Edrise Clowney said she’s worried for the safety of everyone in her neighborhood. With drivers speeding and running stop signs, she said her concern is someone is going to get hurt.

Clowney lives near Cherrydale Elementary School in Greenville County. She said drivers speeding in her area has been a problem for a while.

“It’s terrible, because a lot of kids, parents with strollers are walking through,” said Clowney.

With six grandkids, Clowney said she is constantly worried for their safety and for other kids.

“One day when I was walking home from school with the grandkids, it was a van, and she was speeding down. She almost hit me,” she said.

Lieutenant Ryan Flood said the Sheriff’s Office has a traffic division dedicated to problems like this.

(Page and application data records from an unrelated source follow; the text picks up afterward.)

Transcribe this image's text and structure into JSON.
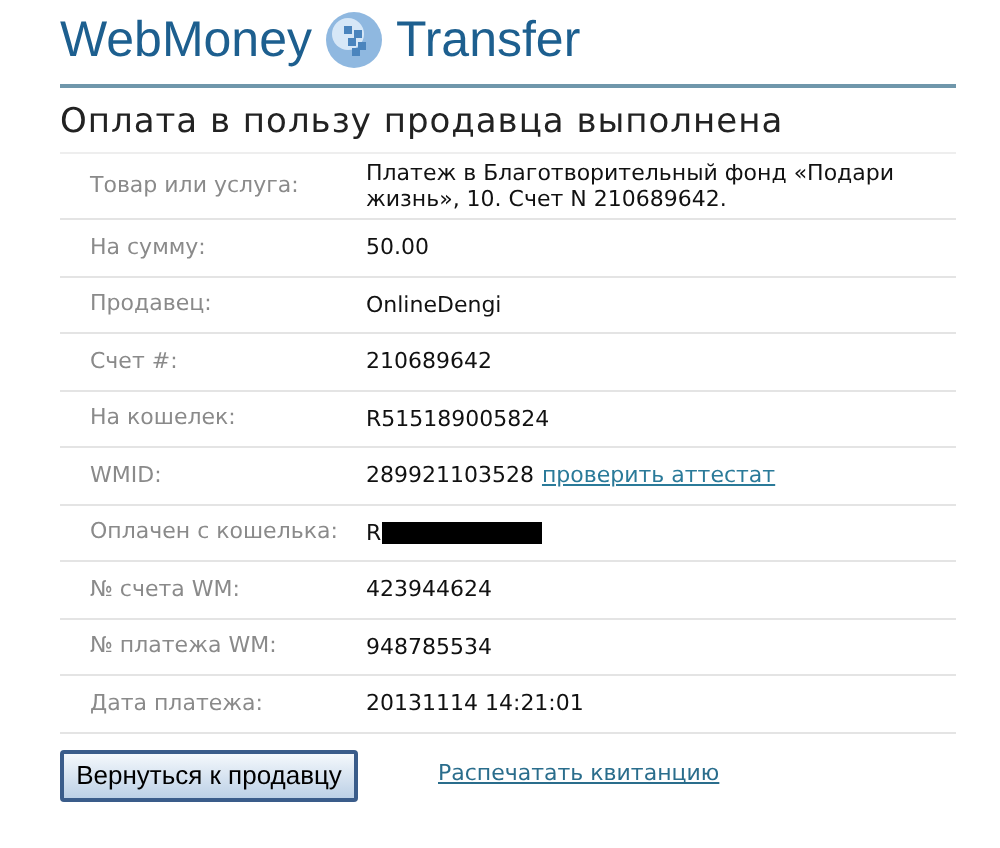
{
  "logo": {
    "left": "WebMoney",
    "right": "Transfer"
  },
  "title": "Оплата в пользу продавца выполнена",
  "rows": [
    {
      "kind": "text",
      "label": "Товар или услуга:",
      "value": "Платеж в Благотворительный фонд «Подари жизнь», 10. Счет N 210689642."
    },
    {
      "kind": "text",
      "label": "На сумму:",
      "value": "50.00"
    },
    {
      "kind": "text",
      "label": "Продавец:",
      "value": "OnlineDengi"
    },
    {
      "kind": "text",
      "label": "Счет #:",
      "value": "210689642"
    },
    {
      "kind": "text",
      "label": "На кошелек:",
      "value": "R515189005824"
    },
    {
      "kind": "link",
      "label": "WMID:",
      "value": "289921103528",
      "link": "проверить аттестат"
    },
    {
      "kind": "redacted",
      "label": "Оплачен с кошелька:",
      "value": "R"
    },
    {
      "kind": "text",
      "label": "№ счета WM:",
      "value": "423944624"
    },
    {
      "kind": "text",
      "label": "№ платежа WM:",
      "value": "948785534"
    },
    {
      "kind": "text",
      "label": "Дата платежа:",
      "value": "20131114 14:21:01"
    }
  ],
  "actions": {
    "button": "Вернуться к продавцу",
    "link": "Распечатать квитанцию"
  }
}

“They frequent the schools within the county on a daily basis, each morning, trying to monitor people’s speed in the school zones,” he said.

He said the safety of children is most important, but people also need to hold themselves accountable.

“Really be mindful of these speed zones, you know, if they’re running late or people are speeding, it’s not worth the dangers they pose to the children and parents taking their kids to school,” said Flood.

He said the sheriff’s office is an agency of 550 deputies trying to serve a community of over half a million people, and they can’t be everywhere at once.

If there is an issue in your area, call the traffic division at (864)422-2020.

“They conduct that research and send deputies to specific areas to enforce those laws to try to detect and deter that crime from happening,” said the Lieutenant.

Clowney called and said deputies were in her neighborhood on Tuesday, running radar.

“They actually didn’t speed yesterday, because I guess of the presence of the police officers,” she said.

She said she wants the speed limit to change from 25 miles per hour to 15 and for speed bumps to be installed.

“It’s constantly every day, even after school cars are flying through here, going fast. They need to do something because someone is going to get killed or hurt,” stated Clowney.

According to Flood, the sheriff’s office randomly goes to different school zones throughout the year to make sure drivers are following the law.

If you get a ticket for speeding in a school zone, the fine will be higher if it is during school hours.